● Your objective: Retype the data in its entirety, with no word changed.

(Excerpts from an interface dataset)
* * * * *
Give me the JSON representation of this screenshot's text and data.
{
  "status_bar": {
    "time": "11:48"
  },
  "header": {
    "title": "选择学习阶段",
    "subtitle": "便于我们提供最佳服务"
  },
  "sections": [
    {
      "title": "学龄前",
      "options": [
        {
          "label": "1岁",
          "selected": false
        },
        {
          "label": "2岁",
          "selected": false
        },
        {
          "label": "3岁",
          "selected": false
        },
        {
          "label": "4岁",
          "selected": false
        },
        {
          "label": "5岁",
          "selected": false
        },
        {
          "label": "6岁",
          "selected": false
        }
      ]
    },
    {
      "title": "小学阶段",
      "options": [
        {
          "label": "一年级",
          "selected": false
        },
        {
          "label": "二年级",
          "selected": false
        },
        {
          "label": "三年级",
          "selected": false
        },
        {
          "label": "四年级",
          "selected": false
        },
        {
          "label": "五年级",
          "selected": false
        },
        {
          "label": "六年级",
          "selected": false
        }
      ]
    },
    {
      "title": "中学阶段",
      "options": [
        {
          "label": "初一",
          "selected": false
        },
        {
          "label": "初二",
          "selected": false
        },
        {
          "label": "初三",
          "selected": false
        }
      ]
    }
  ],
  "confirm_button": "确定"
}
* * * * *
● Output of the exercise:
Give me the JSON representation of this screenshot's text and data.
{
  "status_bar": {
    "time": "11:48"
  },
  "header": {
    "title": "选择学习阶段",
    "subtitle": "便于我们提供最佳服务"
  },
  "sections": [
    {
      "title": "学龄前",
      "options": [
        {
          "label": "1岁",
          "selected": false
        },
        {
          "label": "2岁",
          "selected": false
        },
        {
          "label": "3岁",
          "selected": false
        },
        {
          "label": "4岁",
          "selected": false
        },
        {
          "label": "5岁",
          "selected": false
        },
        {
          "label": "6岁",
          "selected": false
        }
      ]
    },
    {
      "title": "小学阶段",
      "options": [
        {
          "label": "一年级",
          "selected": false
        },
        {
          "label": "二年级",
          "selected": false
        },
        {
          "label": "三年级",
          "selected": false
        },
        {
          "label": "四年级",
          "selected": false
        },
        {
          "label": "五年级",
          "selected": false
        },
        {
          "label": "六年级",
          "selected": false
        }
      ]
    },
    {
      "title": "中学阶段",
      "options": [
        {
          "label": "初一",
          "selected": false
        },
        {
          "label": "初二",
          "selected": false
        },
        {
          "label": "初三",
          "selected": false
        }
      ]
    }
  ],
  "confirm_button": "确定"
}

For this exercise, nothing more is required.